An interesting angle on this was found when I took on the project to upgrade my grandparents’ tape collection to CD. Their collection has a surprising number of quality albums from the 80’s and 90’s, none of which I was able to find on CD in the high-street, HMV included. Given the amount of work involved in converting a number of old tapes to CD, restoring them to “like-new” quality levels associated with CD on the way so that the transition is an improvement as much as a necessity, it is usually far easier and more cost-effective to replace with store-bought new copies. The artists get more royalties, the stores get more sales, and I save myself hundreds of pounds in time, software and electricity doing the conversions myself – that’s a win-win situation! This ‘shopping-list’ style of shopping lends itself best to online retailers now – but even online only about 75% of the content is available, and I’d rather support high-street stores where I can actually physically browse, interact with staff, etc etc. In other areas of life I’ve had fabulous conversations with staff and patrons, even leading to increased sales (“hey, you’re looking for Curved Air, right? i just found some over here!”) and offers of real work. That won’t happen if I buy my music on Amazon!

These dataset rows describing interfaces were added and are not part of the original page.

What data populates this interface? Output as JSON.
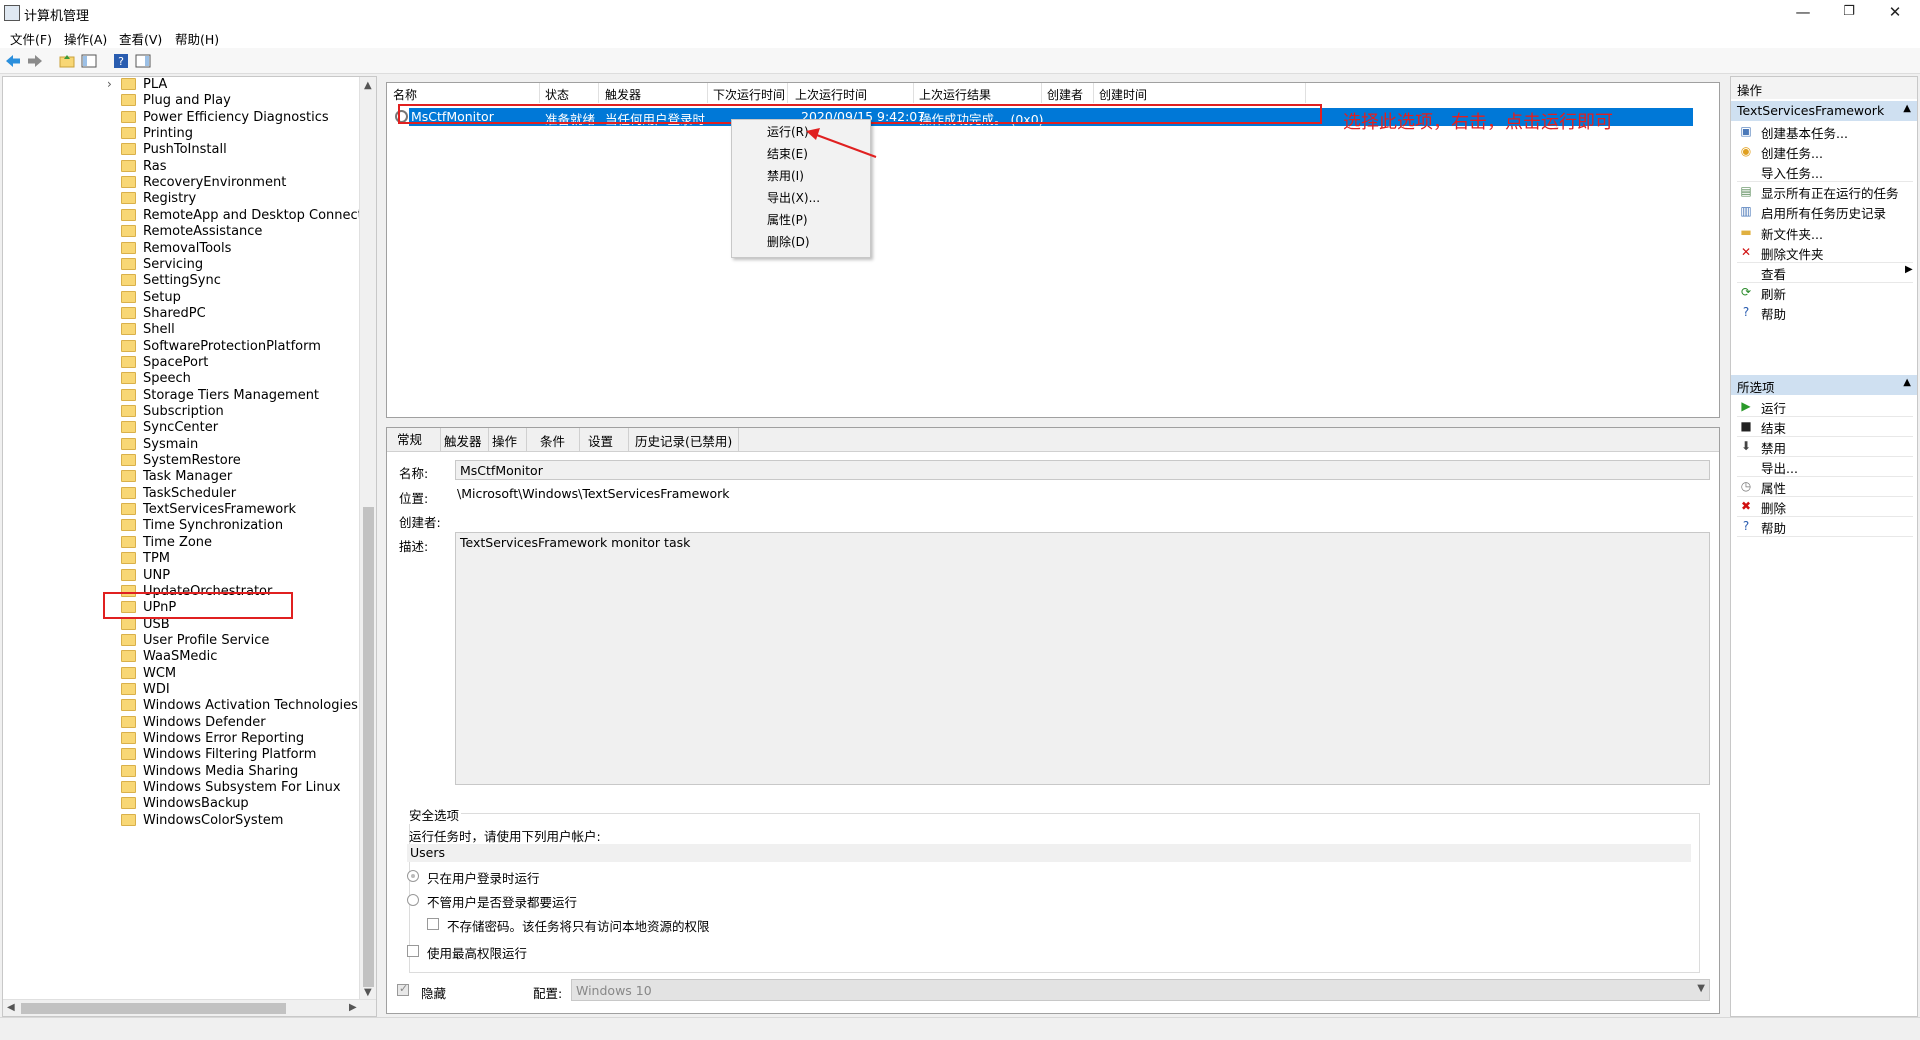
{
  "window": {
    "title": "计算机管理"
  },
  "menu": [
    "文件(F)",
    "操作(A)",
    "查看(V)",
    "帮助(H)"
  ],
  "tree": {
    "items": [
      "PLA",
      "Plug and Play",
      "Power Efficiency Diagnostics",
      "Printing",
      "PushToInstall",
      "Ras",
      "RecoveryEnvironment",
      "Registry",
      "RemoteApp and Desktop Connections",
      "RemoteAssistance",
      "RemovalTools",
      "Servicing",
      "SettingSync",
      "Setup",
      "SharedPC",
      "Shell",
      "SoftwareProtectionPlatform",
      "SpacePort",
      "Speech",
      "Storage Tiers Management",
      "Subscription",
      "SyncCenter",
      "Sysmain",
      "SystemRestore",
      "Task Manager",
      "TaskScheduler",
      "TextServicesFramework",
      "Time Synchronization",
      "Time Zone",
      "TPM",
      "UNP",
      "UpdateOrchestrator",
      "UPnP",
      "USB",
      "User Profile Service",
      "WaaSMedic",
      "WCM",
      "WDI",
      "Windows Activation Technologies",
      "Windows Defender",
      "Windows Error Reporting",
      "Windows Filtering Platform",
      "Windows Media Sharing",
      "Windows Subsystem For Linux",
      "WindowsBackup",
      "WindowsColorSystem"
    ],
    "selected": "TextServicesFramework"
  },
  "tasklist": {
    "columns": [
      "名称",
      "状态",
      "触发器",
      "下次运行时间",
      "上次运行时间",
      "上次运行结果",
      "创建者",
      "创建时间"
    ],
    "row": {
      "name": "MsCtfMonitor",
      "status": "准备就绪",
      "trigger": "当任何用户登录时",
      "last_run": "2020/09/15 9:42:07",
      "last_result": "操作成功完成。 (0x0)"
    }
  },
  "context_menu": [
    "运行(R)",
    "结束(E)",
    "禁用(I)",
    "导出(X)...",
    "属性(P)",
    "删除(D)"
  ],
  "annotation": "选择此选项，右击，点击运行即可",
  "details": {
    "tabs": [
      "常规",
      "触发器",
      "操作",
      "条件",
      "设置",
      "历史记录(已禁用)"
    ],
    "name_label": "名称:",
    "name_value": "MsCtfMonitor",
    "location_label": "位置:",
    "location_value": "\\Microsoft\\Windows\\TextServicesFramework",
    "author_label": "创建者:",
    "description_label": "描述:",
    "description_value": "TextServicesFramework monitor task",
    "security_group": "安全选项",
    "run_as_label": "运行任务时，请使用下列用户帐户:",
    "run_as_user": "Users",
    "opt_logged_on": "只在用户登录时运行",
    "opt_whether_logged": "不管用户是否登录都要运行",
    "opt_no_password": "不存储密码。该任务将只有访问本地资源的权限",
    "opt_highest": "使用最高权限运行",
    "hidden_label": "隐藏",
    "config_label": "配置:",
    "config_value": "Windows 10"
  },
  "actions": {
    "header": "操作",
    "section1": "TextServicesFramework",
    "items1": [
      "创建基本任务...",
      "创建任务...",
      "导入任务...",
      "显示所有正在运行的任务",
      "启用所有任务历史记录",
      "新文件夹...",
      "删除文件夹",
      "查看",
      "刷新",
      "帮助"
    ],
    "section2": "所选项",
    "items2": [
      "运行",
      "结束",
      "禁用",
      "导出...",
      "属性",
      "删除",
      "帮助"
    ]
  }
}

Another negative experience, and one that pervades all the ‘big’ electronics/media stores I’ve encountered recently, is that there’s no real try-before-you-buy facility, especially on things like headphones and media players. Where such facilities are offered, staff tend to be rushed and pushy, and the range of equipment available for real-world comparison is usually much smaller than that available for sale in-store. Where kit is available for demonstration it’s broken, or priced at such a premium level that I couldn’t afford it even if it were the right thing – many “Beats” or “Bose” headphones for example are easily outperformed by (sometimes significantly) cheaper competition, but with no way to test this there’s no way for the consumer to sort the genuine star-players from the dross.

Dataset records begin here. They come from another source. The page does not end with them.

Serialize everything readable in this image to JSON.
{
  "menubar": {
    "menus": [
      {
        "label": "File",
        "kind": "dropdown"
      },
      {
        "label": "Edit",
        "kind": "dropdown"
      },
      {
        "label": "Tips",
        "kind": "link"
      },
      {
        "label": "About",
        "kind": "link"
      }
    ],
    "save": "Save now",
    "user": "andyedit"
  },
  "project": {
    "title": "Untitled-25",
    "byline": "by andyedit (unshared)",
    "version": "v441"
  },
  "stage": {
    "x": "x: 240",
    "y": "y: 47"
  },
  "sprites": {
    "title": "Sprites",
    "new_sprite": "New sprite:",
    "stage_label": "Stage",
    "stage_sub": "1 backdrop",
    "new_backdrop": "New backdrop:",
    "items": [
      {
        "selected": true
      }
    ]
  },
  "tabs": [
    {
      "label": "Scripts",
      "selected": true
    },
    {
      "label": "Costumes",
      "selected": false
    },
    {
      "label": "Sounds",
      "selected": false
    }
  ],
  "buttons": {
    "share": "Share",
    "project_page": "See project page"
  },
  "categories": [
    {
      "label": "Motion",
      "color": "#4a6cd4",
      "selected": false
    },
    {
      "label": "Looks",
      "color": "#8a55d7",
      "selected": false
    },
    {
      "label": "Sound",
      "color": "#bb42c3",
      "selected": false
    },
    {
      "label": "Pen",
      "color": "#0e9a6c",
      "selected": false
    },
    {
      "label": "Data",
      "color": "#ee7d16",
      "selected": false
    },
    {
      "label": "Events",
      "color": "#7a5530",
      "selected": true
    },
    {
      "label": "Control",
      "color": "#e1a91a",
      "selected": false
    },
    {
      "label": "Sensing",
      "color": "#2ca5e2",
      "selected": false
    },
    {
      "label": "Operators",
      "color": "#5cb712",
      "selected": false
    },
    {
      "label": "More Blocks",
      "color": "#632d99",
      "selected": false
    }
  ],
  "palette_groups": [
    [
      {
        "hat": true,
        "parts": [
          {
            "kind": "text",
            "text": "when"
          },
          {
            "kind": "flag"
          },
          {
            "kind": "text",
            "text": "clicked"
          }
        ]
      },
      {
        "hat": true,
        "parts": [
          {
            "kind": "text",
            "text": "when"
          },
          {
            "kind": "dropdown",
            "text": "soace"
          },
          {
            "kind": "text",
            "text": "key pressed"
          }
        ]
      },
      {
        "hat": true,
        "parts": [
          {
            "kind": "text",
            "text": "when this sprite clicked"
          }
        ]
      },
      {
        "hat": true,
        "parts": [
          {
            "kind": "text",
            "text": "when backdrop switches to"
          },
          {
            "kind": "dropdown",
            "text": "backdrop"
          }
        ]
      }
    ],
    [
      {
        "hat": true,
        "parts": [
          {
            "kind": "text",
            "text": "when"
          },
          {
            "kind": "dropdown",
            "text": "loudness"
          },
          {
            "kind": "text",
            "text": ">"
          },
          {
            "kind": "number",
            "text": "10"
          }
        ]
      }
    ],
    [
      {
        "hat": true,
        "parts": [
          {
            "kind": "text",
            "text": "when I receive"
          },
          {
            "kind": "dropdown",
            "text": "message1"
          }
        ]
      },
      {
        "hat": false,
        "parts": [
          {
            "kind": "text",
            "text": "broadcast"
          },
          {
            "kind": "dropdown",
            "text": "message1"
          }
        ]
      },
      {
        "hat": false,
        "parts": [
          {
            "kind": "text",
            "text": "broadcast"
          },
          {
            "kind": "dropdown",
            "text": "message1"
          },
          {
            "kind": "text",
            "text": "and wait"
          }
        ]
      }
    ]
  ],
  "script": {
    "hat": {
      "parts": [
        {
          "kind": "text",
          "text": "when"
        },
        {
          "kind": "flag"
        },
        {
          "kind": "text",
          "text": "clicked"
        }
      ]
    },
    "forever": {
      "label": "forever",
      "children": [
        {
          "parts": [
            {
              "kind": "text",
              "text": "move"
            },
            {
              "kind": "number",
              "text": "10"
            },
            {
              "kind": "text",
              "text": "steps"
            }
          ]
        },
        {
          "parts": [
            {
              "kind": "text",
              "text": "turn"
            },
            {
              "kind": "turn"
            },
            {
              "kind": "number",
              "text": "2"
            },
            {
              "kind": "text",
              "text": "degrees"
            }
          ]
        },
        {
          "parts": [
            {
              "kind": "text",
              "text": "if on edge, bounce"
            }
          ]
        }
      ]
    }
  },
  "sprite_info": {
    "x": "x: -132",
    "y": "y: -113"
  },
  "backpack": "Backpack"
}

Seems to me that a lesson being missed here, and one that seems to be in common with Comet, Jessops and HMV, is that there’s a level of basic sales service, and customer experience, that is being missed. Sure, the economic situation isn’t helping. Sure, online sales are taking their toll. But the stores I choose to frequent for such things, especially music, are those like Sister Ray and Music and Video Exchange in Soho, where passion, care and above all, content, are king.

If HMV passes, that leaves small independents a niche. If they (and we as consumers) can exploit that, it could be a very good thing for the music industry as a whole. If they don’t, then physical music purchases will likely become a niche, and consumer electronics will likely follow behind, beyond what the marketeers can tell us all we should be buying next. Sad times. I enjoyed the variety and excitement in these markets in the 80’s and 90’s, and I’ll miss them now they’re all but gone.

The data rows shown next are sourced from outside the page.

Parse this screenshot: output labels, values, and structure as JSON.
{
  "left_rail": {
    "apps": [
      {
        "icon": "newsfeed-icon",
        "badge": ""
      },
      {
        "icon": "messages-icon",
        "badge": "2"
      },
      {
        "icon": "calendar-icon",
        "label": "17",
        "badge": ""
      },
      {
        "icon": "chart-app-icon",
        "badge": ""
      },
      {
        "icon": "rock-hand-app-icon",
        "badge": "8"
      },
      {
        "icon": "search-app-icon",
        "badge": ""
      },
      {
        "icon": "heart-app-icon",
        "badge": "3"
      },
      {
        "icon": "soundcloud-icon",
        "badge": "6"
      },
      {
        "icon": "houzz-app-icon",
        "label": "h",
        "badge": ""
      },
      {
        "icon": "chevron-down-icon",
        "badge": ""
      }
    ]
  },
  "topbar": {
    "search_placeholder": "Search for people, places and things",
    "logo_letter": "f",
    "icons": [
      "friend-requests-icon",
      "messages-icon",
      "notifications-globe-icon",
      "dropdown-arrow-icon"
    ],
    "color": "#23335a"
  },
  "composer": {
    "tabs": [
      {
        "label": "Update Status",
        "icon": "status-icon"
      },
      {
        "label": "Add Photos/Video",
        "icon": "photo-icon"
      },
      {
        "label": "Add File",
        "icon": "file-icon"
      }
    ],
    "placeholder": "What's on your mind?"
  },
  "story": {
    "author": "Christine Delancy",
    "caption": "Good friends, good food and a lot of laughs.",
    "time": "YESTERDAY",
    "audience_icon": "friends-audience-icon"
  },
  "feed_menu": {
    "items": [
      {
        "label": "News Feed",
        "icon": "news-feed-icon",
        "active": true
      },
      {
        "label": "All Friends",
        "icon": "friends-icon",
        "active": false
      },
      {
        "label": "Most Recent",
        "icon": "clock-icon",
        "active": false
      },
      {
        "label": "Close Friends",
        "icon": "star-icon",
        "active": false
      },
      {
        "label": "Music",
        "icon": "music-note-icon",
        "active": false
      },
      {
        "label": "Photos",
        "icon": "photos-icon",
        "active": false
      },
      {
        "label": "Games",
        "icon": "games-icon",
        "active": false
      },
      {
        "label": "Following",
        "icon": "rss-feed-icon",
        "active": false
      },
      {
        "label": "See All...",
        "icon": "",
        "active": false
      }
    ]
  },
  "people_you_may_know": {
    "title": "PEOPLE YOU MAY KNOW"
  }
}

Appeal for info: Feia cassettes – Circa 1988-1992

Appeal for info: Feia cassettes - Circa 1988-1992

I have these two cassettes to restore for my grandparents, who have lost their last working cassette-deck to age. The tapes themselves don’t sound to be in great shape, and the claimed Dolby B noise reduction doesn’t seem to play well on any deck I have tried them on. The titles are “Con Amore” and “Canzoni de sempre”.

The tapes shown here were purchased direct from the artist during/after some of her performances in various hotels around Sorrento, during the late 1980’s.

Some questions come to mind:

  • Are these two titles still available for sale, preferably on CD?
  • Anyone else even heard of her?
  • Is she still singing?

UPDATE:  More info from the sleeve notes:

Produced and info by:  P.H. Productions, Marijkestraat 12, 2171 XD, Sassenhiem, The Netherlands / Olanda

I’m getting the impression that this was a small outfit, judging by the lack of a record catalogue number on the cassettes or inlay cards.  This was confirmed by Google Maps, which tells me that the given address is now residential, and looking at the buildings on Streetview suggests this might well have been the case in the 1980’s!